I have an interest in facilitating workshops on neurodiversity/disability history and experiences, working with young people and participatory art.
Geffrye Museum – 2014
I worked on an HLF Young Roots heritage project called ‘Centenary Celebrations’ interpreting the 100 years history of the Geffrye Museum and 300-year history of the almshouses. I assisted the youth led steering group who decided on the design of the exhibition and interactive timeline. I also worked with young disabled people who interpreted the collection with art that was displayed in the exhibition. A main part of my role was sourcing Young Tour Guides who delivered monthly tours to visitors to the museum. I developed a self-guiding teaching resource by creating ‘themed’ research packs to enable young people to write and deliver their own tours of the exhibition.
TOWIEthics – 2016
Working with Emergency Exit Arts and the Bishopsgate Institute I put together a toolkit for best practice for working with young people on heritage projects.
I was previously a member of TOWIEthics for the ‘Radical Citizenship’ project. Exploring citizenship in the UK and across the world from the 1950s to today using the newly enquired Mondcivitan Republic (a world citizens political movement established in 1956 influenced by the World War II for a world without boarders) archive at the Bishopsgate Institute. The project came about as the Bishopsgate Institute wanted to allow the opportunity for the archive to be interpreted, accessible and used by the general public. TOWIEthics were the first to look through the 12 boxes of archive material since being re-homed at the Bishopsgate Institute. As a team we delivered events based on the Mondcivitian Republic and developed citizenship learning resources for schools. I worked on developing learning resources for primary schools. We worked with an illustrator to design ‘Challenge Cards’ that could be used by teachers to have engaging debates with students. We had cards that focussed on worldwide issues such as war or climate change to cards that supported conversations around citizenship in the school playground such as bullying or body image.

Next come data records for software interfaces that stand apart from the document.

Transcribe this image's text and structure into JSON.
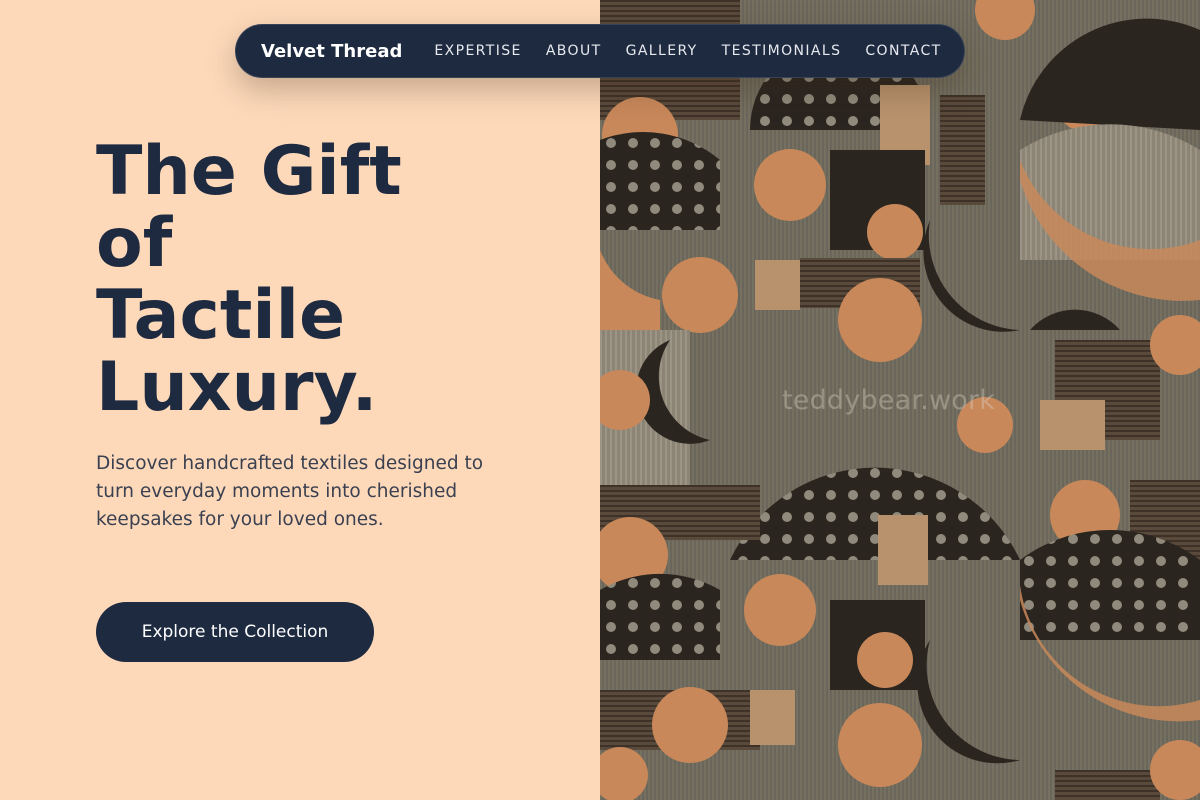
{
  "nav": {
    "brand": "Velvet Thread",
    "links": [
      "EXPERTISE",
      "ABOUT",
      "GALLERY",
      "TESTIMONIALS",
      "CONTACT"
    ]
  },
  "hero": {
    "title_lines": [
      "The Gift",
      "of",
      "Tactile",
      "Luxury."
    ],
    "description": "Discover handcrafted textiles designed to turn everyday moments into cherished keepsakes for your loved ones.",
    "cta_label": "Explore the Collection"
  },
  "image": {
    "watermark": "teddybear.work",
    "subject": "woven textile with geometric circles and crescents"
  },
  "colors": {
    "page_background": "#fdd9ba",
    "navy": "#1d2a40",
    "body_text": "#3a4050",
    "fabric_base": "#6b665b",
    "fabric_orange": "#c8885a",
    "fabric_dark": "#2b2520",
    "fabric_tan": "#b8926c"
  }
}
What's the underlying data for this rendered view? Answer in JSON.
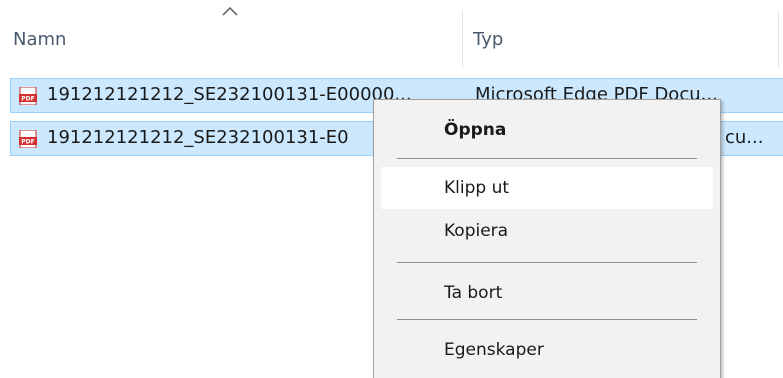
{
  "header": {
    "name_label": "Namn",
    "type_label": "Typ",
    "sort_icon": "chevron-up-icon"
  },
  "files": [
    {
      "name": "191212121212_SE232100131-E00000...",
      "type": "Microsoft Edge PDF Docu...",
      "icon": "pdf-icon",
      "selected": true
    },
    {
      "name": "191212121212_SE232100131-E0",
      "type": "cu...",
      "icon": "pdf-icon",
      "selected": true
    }
  ],
  "context_menu": {
    "items": [
      {
        "label": "Öppna",
        "default": true
      },
      {
        "label": "Klipp ut",
        "highlighted": true
      },
      {
        "label": "Kopiera"
      },
      {
        "label": "Ta bort"
      },
      {
        "label": "Egenskaper"
      }
    ]
  },
  "colors": {
    "selection_fill": "#cce8ff",
    "selection_border": "#99d1ff",
    "menu_background": "#f2f2f2",
    "menu_hover": "#ffffff",
    "pdf_icon_red": "#d32f2f"
  }
}
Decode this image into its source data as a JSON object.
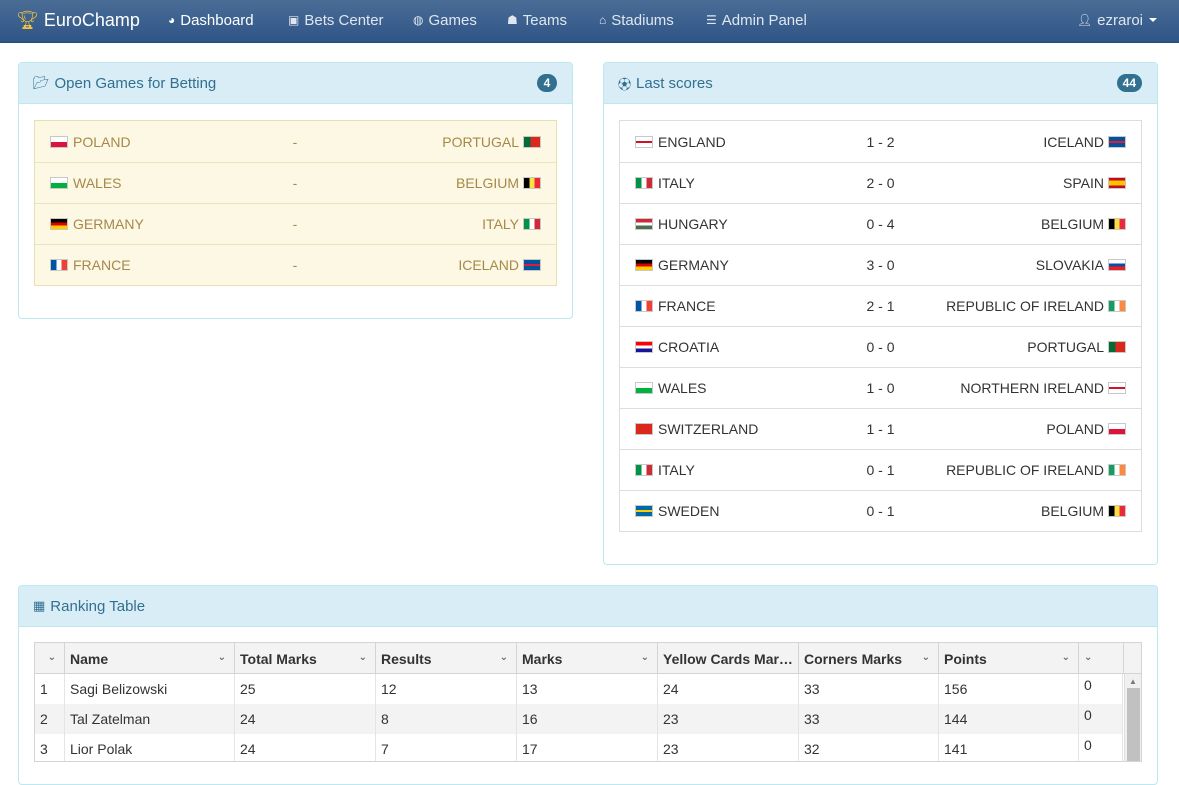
{
  "nav": {
    "brand": "EuroChamp",
    "items": [
      {
        "label": "Dashboard",
        "icon": "dashboard-icon",
        "glyph": "◕"
      },
      {
        "label": "Bets Center",
        "icon": "money-icon",
        "glyph": "▣"
      },
      {
        "label": "Games",
        "icon": "gamepad-icon",
        "glyph": "◍"
      },
      {
        "label": "Teams",
        "icon": "users-icon",
        "glyph": "☗"
      },
      {
        "label": "Stadiums",
        "icon": "home-icon",
        "glyph": "⌂"
      },
      {
        "label": "Admin Panel",
        "icon": "list-icon",
        "glyph": "☰"
      }
    ],
    "user": "ezraroi"
  },
  "open_games": {
    "title": "Open Games for Betting",
    "count": "4",
    "games": [
      {
        "home": "POLAND",
        "sep": "-",
        "away": "PORTUGAL"
      },
      {
        "home": "WALES",
        "sep": "-",
        "away": "BELGIUM"
      },
      {
        "home": "GERMANY",
        "sep": "-",
        "away": "ITALY"
      },
      {
        "home": "FRANCE",
        "sep": "-",
        "away": "ICELAND"
      }
    ]
  },
  "last_scores": {
    "title": "Last scores",
    "count": "44",
    "games": [
      {
        "home": "ENGLAND",
        "score": "1 - 2",
        "away": "ICELAND"
      },
      {
        "home": "ITALY",
        "score": "2 - 0",
        "away": "SPAIN"
      },
      {
        "home": "HUNGARY",
        "score": "0 - 4",
        "away": "BELGIUM"
      },
      {
        "home": "GERMANY",
        "score": "3 - 0",
        "away": "SLOVAKIA"
      },
      {
        "home": "FRANCE",
        "score": "2 - 1",
        "away": "REPUBLIC OF IRELAND"
      },
      {
        "home": "CROATIA",
        "score": "0 - 0",
        "away": "PORTUGAL"
      },
      {
        "home": "WALES",
        "score": "1 - 0",
        "away": "NORTHERN IRELAND"
      },
      {
        "home": "SWITZERLAND",
        "score": "1 - 1",
        "away": "POLAND"
      },
      {
        "home": "ITALY",
        "score": "0 - 1",
        "away": "REPUBLIC OF IRELAND"
      },
      {
        "home": "SWEDEN",
        "score": "0 - 1",
        "away": "BELGIUM"
      }
    ]
  },
  "ranking": {
    "title": "Ranking Table",
    "columns": [
      "",
      "Name",
      "Total Marks",
      "Results",
      "Marks",
      "Yellow Cards Mar…",
      "Corners Marks",
      "Points",
      ""
    ],
    "rows": [
      [
        "1",
        "Sagi Belizowski",
        "25",
        "12",
        "13",
        "24",
        "33",
        "156",
        "0"
      ],
      [
        "2",
        "Tal Zatelman",
        "24",
        "8",
        "16",
        "23",
        "33",
        "144",
        "0"
      ],
      [
        "3",
        "Lior Polak",
        "24",
        "7",
        "17",
        "23",
        "32",
        "141",
        "0"
      ]
    ]
  },
  "colors": {
    "navbar": "#2f5587",
    "panel_heading_bg": "#d9edf7",
    "panel_heading_text": "#31708f",
    "warning_bg": "#fcf8e3",
    "warning_text": "#a6894a"
  }
}
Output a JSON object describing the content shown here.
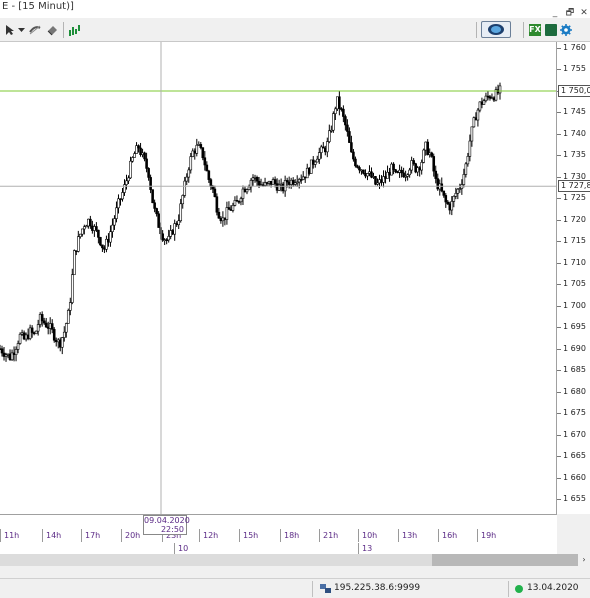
{
  "window": {
    "title": "E - [15 Minut)]",
    "minimize_label": "_",
    "restore_label": "🗗",
    "close_label": "✕"
  },
  "toolbar": {
    "icons": [
      "cursor-icon",
      "dropdown-arrow-icon",
      "link-icon",
      "eraser-icon",
      "bar-chart-icon",
      "globe-button-icon",
      "fx-icon",
      "book-icon",
      "gear-icon"
    ],
    "fx_label": "FX"
  },
  "colors": {
    "horizontal_line": "#7ec832",
    "candle": "#000000",
    "time_label": "#5b2a86",
    "status_ok": "#22b14c"
  },
  "price_axis": {
    "ticks": [
      "1 760",
      "1 755",
      "1 750",
      "1 745",
      "1 740",
      "1 735",
      "1 730",
      "1 725",
      "1 720",
      "1 715",
      "1 710",
      "1 705",
      "1 700",
      "1 695",
      "1 690",
      "1 685",
      "1 680",
      "1 675",
      "1 670",
      "1 665",
      "1 660",
      "1 655"
    ],
    "horizontal_line_label": "1 750,0",
    "crosshair_label": "1 727,8"
  },
  "time_axis": {
    "hours": [
      "11h",
      "14h",
      "17h",
      "20h",
      "23h",
      "12h",
      "15h",
      "18h",
      "21h",
      "10h",
      "13h",
      "16h",
      "19h"
    ],
    "days": [
      "10",
      "13"
    ],
    "crosshair_date": "09.04.2020",
    "crosshair_time": "22:50"
  },
  "chart_data": {
    "type": "candlestick",
    "timeframe": "15 min",
    "ylim": [
      1651,
      1762
    ],
    "horizontal_line": 1750.0,
    "crosshair_price": 1727.8,
    "close_series": [
      1690,
      1689,
      1688,
      1690,
      1693,
      1692,
      1694,
      1693,
      1697,
      1696,
      1695,
      1693,
      1691,
      1694,
      1699,
      1712,
      1716,
      1719,
      1720,
      1718,
      1716,
      1713,
      1716,
      1720,
      1724,
      1727,
      1731,
      1735,
      1737,
      1734,
      1731,
      1723,
      1719,
      1716,
      1715,
      1718,
      1720,
      1726,
      1732,
      1736,
      1737,
      1735,
      1730,
      1727,
      1722,
      1720,
      1722,
      1723,
      1724,
      1727,
      1728,
      1730,
      1729,
      1728,
      1728,
      1729,
      1728,
      1727,
      1729,
      1729,
      1730,
      1730,
      1731,
      1733,
      1735,
      1736,
      1737,
      1742,
      1748,
      1745,
      1741,
      1735,
      1733,
      1732,
      1731,
      1730,
      1728,
      1729,
      1730,
      1732,
      1730,
      1731,
      1731,
      1733,
      1732,
      1733,
      1737,
      1735,
      1729,
      1727,
      1724,
      1723,
      1726,
      1728,
      1732,
      1739,
      1744,
      1747,
      1748,
      1749,
      1749,
      1750
    ],
    "title": ""
  },
  "status_bar": {
    "server": "195.225.38.6:9999",
    "date": "13.04.2020"
  }
}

Tate Exchange – 2018
During my MA we spent a week at the Tate Modern as part of their Tate Exchange. In groups we had a day to plan an activity each and then 4 days to deliver the activities. Visitors wrapped wool around a gazebo frame covering every inch in wool and they took a photocopy of their hands then tided them on to the frame. Over the week we could see how many people were involved in creating the structure.
Wellcome Collection – 2018
In April 2018 I delivered a session at the Wellcome Collection ‘Open Platform’ titled ‘To label, or not to label, that is the question? How does neurology affect how we experience the world and how others experience us? Join a conversation about neurodivergence’. I displayed my neurodiversity timeline showing a brief history alongside Wellcome Collection library books and archive material, I made 13 statements for example ‘focusing on neurodivergent celebrities has a positive impact’ we debated about the statements and to end the event visitors wrote a message to Percy F the first ‘dyslexic’ and placed it on his plinth.
I also participated at the Museum Association Festival of Change in Manchester, 2017. I created the ‘Museum of the Labelled’ and made a start on my timeline telling the outline of the history of neurodiversity. I also wrote the ‘labels’ on luggage tags of the previous names used for example dyspraxia has previously been known as clumsy childhood syndrome to help museums find objects in their collection.
‘Unsophisticated Art’ at the MERL – 2021
For the 51 Voices project which was supported by the University of Reading Diversity and Inclusion Fund. I ran three workshops for participants to come and explore ‘unsophisticated art’ through photography and projection mapping. Taking inspiration from “Black Eyes & Lemonade” an exhibition that took place at the Whitechapel Art Gallery in London during the Festival of Britain in 1951. The exhibition showcased everyday objects made in Britain for example birthday cards, needle work, cakes, toys, corn dollies to souvenirs from museum gift shops…Objects you wouldn’t see in museums and art galleries. We used our phones to take photographs of everyday objects to then project into the eye of a scanned and enlarged exhibition catalogue.